Candlestick Charts (the most popular price chart)
Japanese candlesticks display similar information to bar charts, with the only difference being the visualization. Candlestick charts are more attractive to traders as they have thicker bodies, making it easier to identify patterns. Various candlestick patterns have been discovered by traders and analysts in the market, and these patterns are an essential part of technical analysis and are used by forex experts advisor.
Japanese candlesticks, as the name suggests, come from Japan, but did you know that this type of forex chart was created by rice traders? Rice traders created charts by hand to determine the best trading prices. They also discovered various patterns that repeat over time.
Candlesticks enable traders to identify bullish and bearish markets and look into market psychology, which is widely used in sentiment analysis. This is why they have become very popular today. Candlestick charts are the most popular method for visualizing price movements in a specific time frame.
While bar charts only show four prices in a time range, and line charts show only one price over a longer period, candlestick charts display four prices over a longer time frame. In summary, individual candlesticks are arranged in a specific time period and show the open/close and high/low prices of a currency pair.
In this type of chart among various forex charts, the distance between the short vertical lines (open/close) of the candle body is called the “real body” and indicates whether the trader has had a successful trade or not. If the body of the candle is white/green, it means the opening price was lower than the closing price, and the trader sold a currency pair at a higher price, making a profit.

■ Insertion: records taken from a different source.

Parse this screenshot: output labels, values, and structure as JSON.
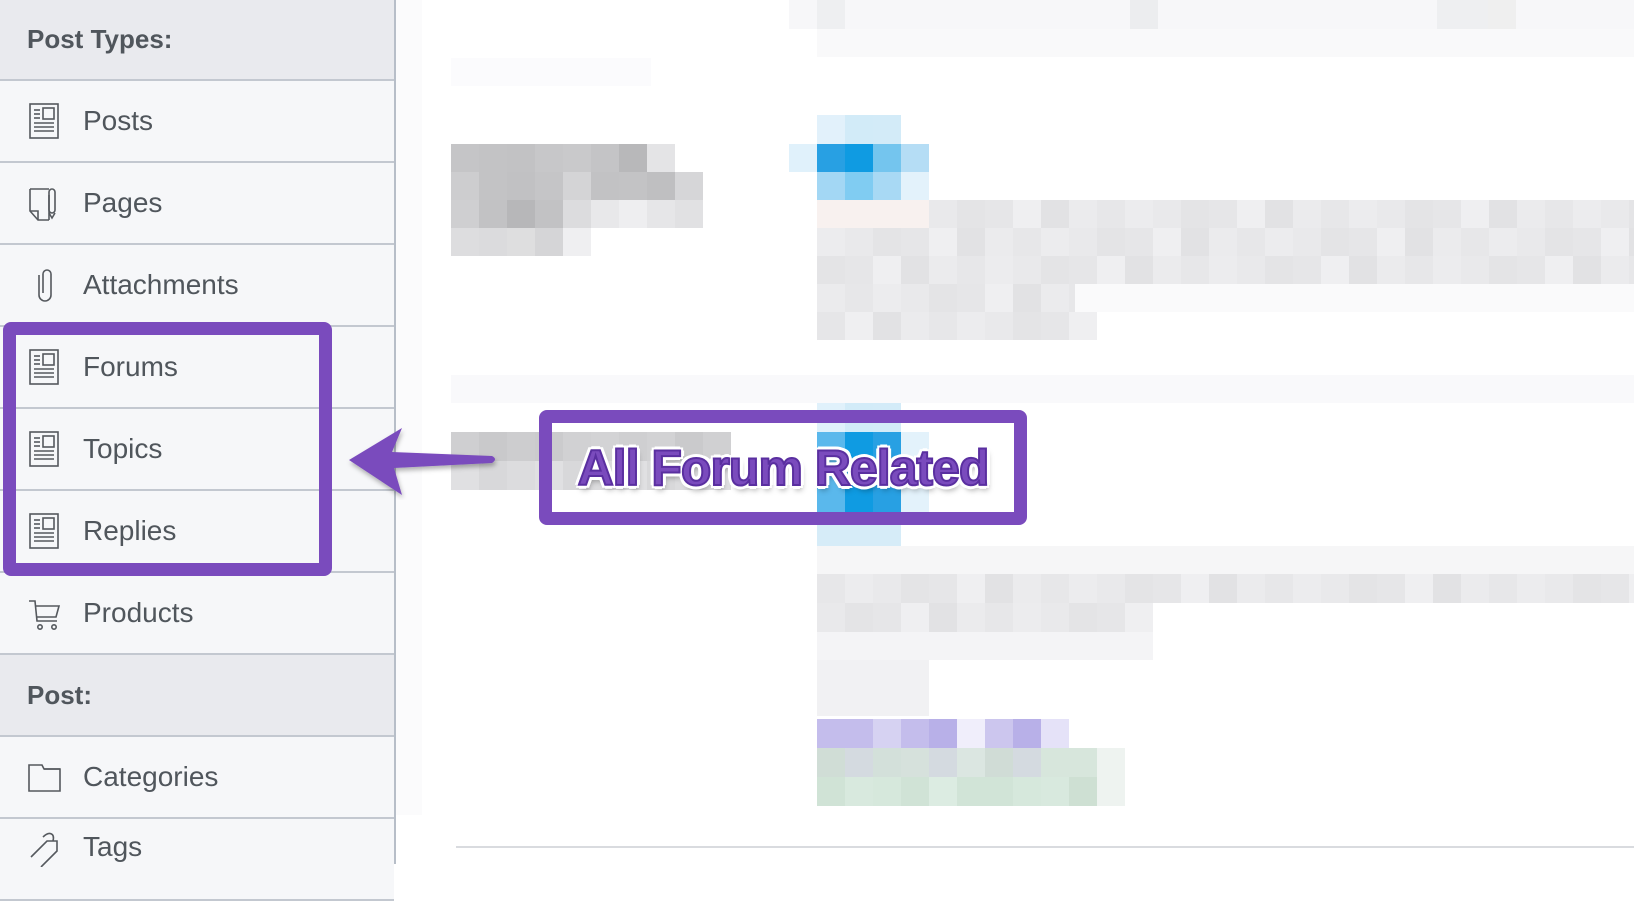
{
  "sidebar": {
    "rows": [
      {
        "type": "section",
        "label": "Post Types:"
      },
      {
        "type": "item",
        "label": "Posts",
        "icon": "post-icon"
      },
      {
        "type": "item",
        "label": "Pages",
        "icon": "page-icon"
      },
      {
        "type": "item",
        "label": "Attachments",
        "icon": "paperclip-icon"
      },
      {
        "type": "item",
        "label": "Forums",
        "icon": "post-icon"
      },
      {
        "type": "item",
        "label": "Topics",
        "icon": "post-icon"
      },
      {
        "type": "item",
        "label": "Replies",
        "icon": "post-icon"
      },
      {
        "type": "item",
        "label": "Products",
        "icon": "cart-icon"
      },
      {
        "type": "section",
        "label": "Post:"
      },
      {
        "type": "item",
        "label": "Categories",
        "icon": "folder-icon"
      },
      {
        "type": "item",
        "label": "Tags",
        "icon": "tag-icon"
      }
    ]
  },
  "annotation": {
    "callout_text": "All Forum Related",
    "highlighted_items": [
      "Forums",
      "Topics",
      "Replies"
    ],
    "accent_color": "#7a4bbd"
  },
  "main": {
    "content_state": "pixelated / obscured"
  }
}
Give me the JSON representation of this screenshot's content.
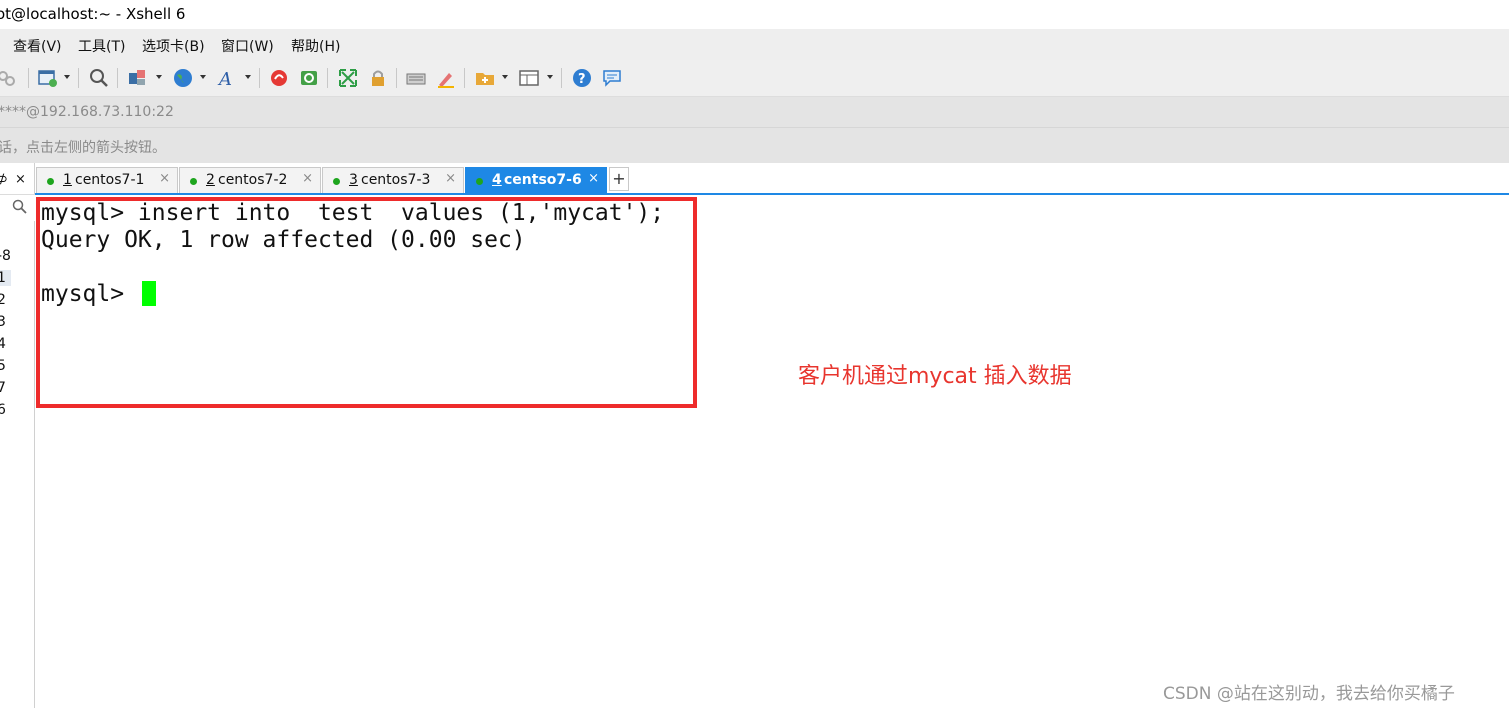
{
  "window": {
    "title": "ot@localhost:~ - Xshell 6"
  },
  "menu": [
    "查看(V)",
    "工具(T)",
    "选项卡(B)",
    "窗口(W)",
    "帮助(H)"
  ],
  "toolbar_icons": [
    "link-icon",
    "new-session-icon",
    "search-icon",
    "properties-icon",
    "globe-icon",
    "font-icon",
    "xftp-icon",
    "xmanager-icon",
    "fullscreen-icon",
    "lock-icon",
    "keyboard-icon",
    "highlighter-icon",
    "new-folder-icon",
    "layout-icon",
    "help-icon",
    "chat-icon"
  ],
  "address": "****@192.168.73.110:22",
  "hint": "话，点击左侧的箭头按钮。",
  "panel": {
    "pin": "⊅",
    "close": "×",
    "sessions": [
      "-8",
      "1",
      "2",
      "3",
      "4",
      "5",
      "7",
      "6"
    ]
  },
  "tabs": [
    {
      "num": "1",
      "label": " centos7-1",
      "status_color": "#1ea51e"
    },
    {
      "num": "2",
      "label": " centos7-2",
      "status_color": "#1ea51e"
    },
    {
      "num": "3",
      "label": " centos7-3",
      "status_color": "#1ea51e"
    },
    {
      "num": "4",
      "label": " centso7-6",
      "status_color": "#1ea51e",
      "active": true
    }
  ],
  "tab_close": "×",
  "tab_add": "+",
  "terminal": {
    "lines": [
      "mysql> insert into  test  values (1,'mycat');",
      "Query OK, 1 row affected (0.00 sec)",
      "",
      "mysql> "
    ]
  },
  "annotation": "客户机通过mycat  插入数据",
  "watermark": "CSDN @站在这别动，我去给你买橘子",
  "colors": {
    "accent": "#1e88e5",
    "highlight": "#ee2b2b",
    "cursor": "#00ff00"
  }
}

On the other hand, if the body of the candle is black/red, the opening price was higher than the closing price, indicating that the trader sold a currency pair at a lower price and incurred a loss.
Using Various Types of Forex Charts in Technical and Fundamental Analysis

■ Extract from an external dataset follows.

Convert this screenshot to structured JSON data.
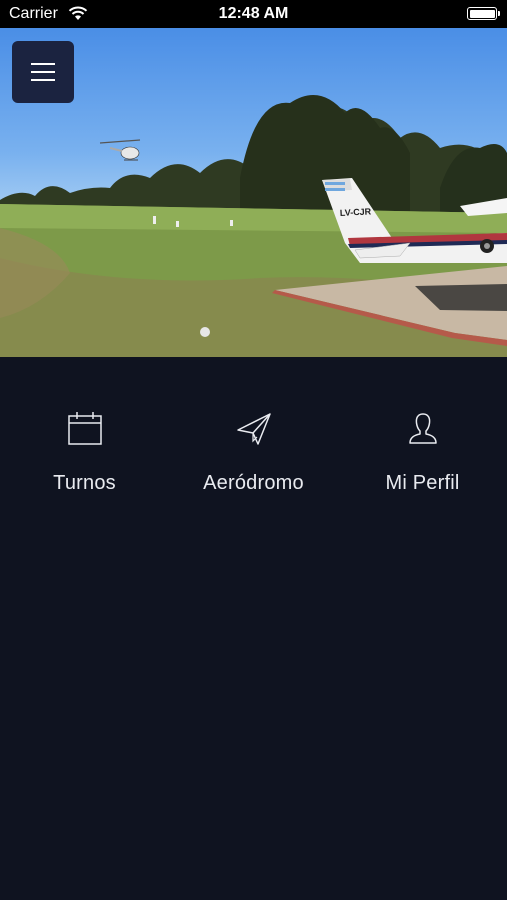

Now that we’ve explained the types of charts available in Forex and which ones are more popular, one unanswered question remains: Why do traders use different price charts in Forex?
Technical traders, who study patterns and extensively use the best forex indicators such as the Moving Average (MA) – one of the most commonly used – or the Pivot Point indicator, tend to use candlestick charts. On the other hand, traders who focus entirely on fundamentals and give importance to the overall price trend may use line charts.
Technical analysis in Forex is essentially a method of reading charts and making predictions about whether the price of a Forex currency pair will increase or decrease in the future. There are two likely scenarios that can be read from different types of price charts in Forex: If the exchange rate of a currency pair is increasing from the left side of the chart to the right, it means the market is in an uptrend – essentially expanding, and buyers are in a favorable position.
If the exchange rate from the left side of the chart to the right is decreasing, it means the market is in a downtrend – contracting, and sellers are in an unfavorable position. These scenarios may seem straightforward, but these long-term trends usually persist. However, it does not mean that different types of charts in Forex always lead to accurate conclusions and are always correct.
In some cases, the upward/downward trend may change drastically due to a sudden event in the market. For example, the release of major Forex news, such as changes in the central bank interest rate or various global events, can cause significant reactions and sudden changes in prices.
Familiarity with different types of price charts in Forex is crucial and a fundamental aspect of Forex education. Understanding them and the purposes of each can aid in making use of them in trades, regardless of the strategy, whether it’s anti-martingale or Ichimoku equilibrium trading. Another type of price chart in Forex is the Renko chart, which we have introduced and discussed in a separate article. Share your opinions below this article to accompany us.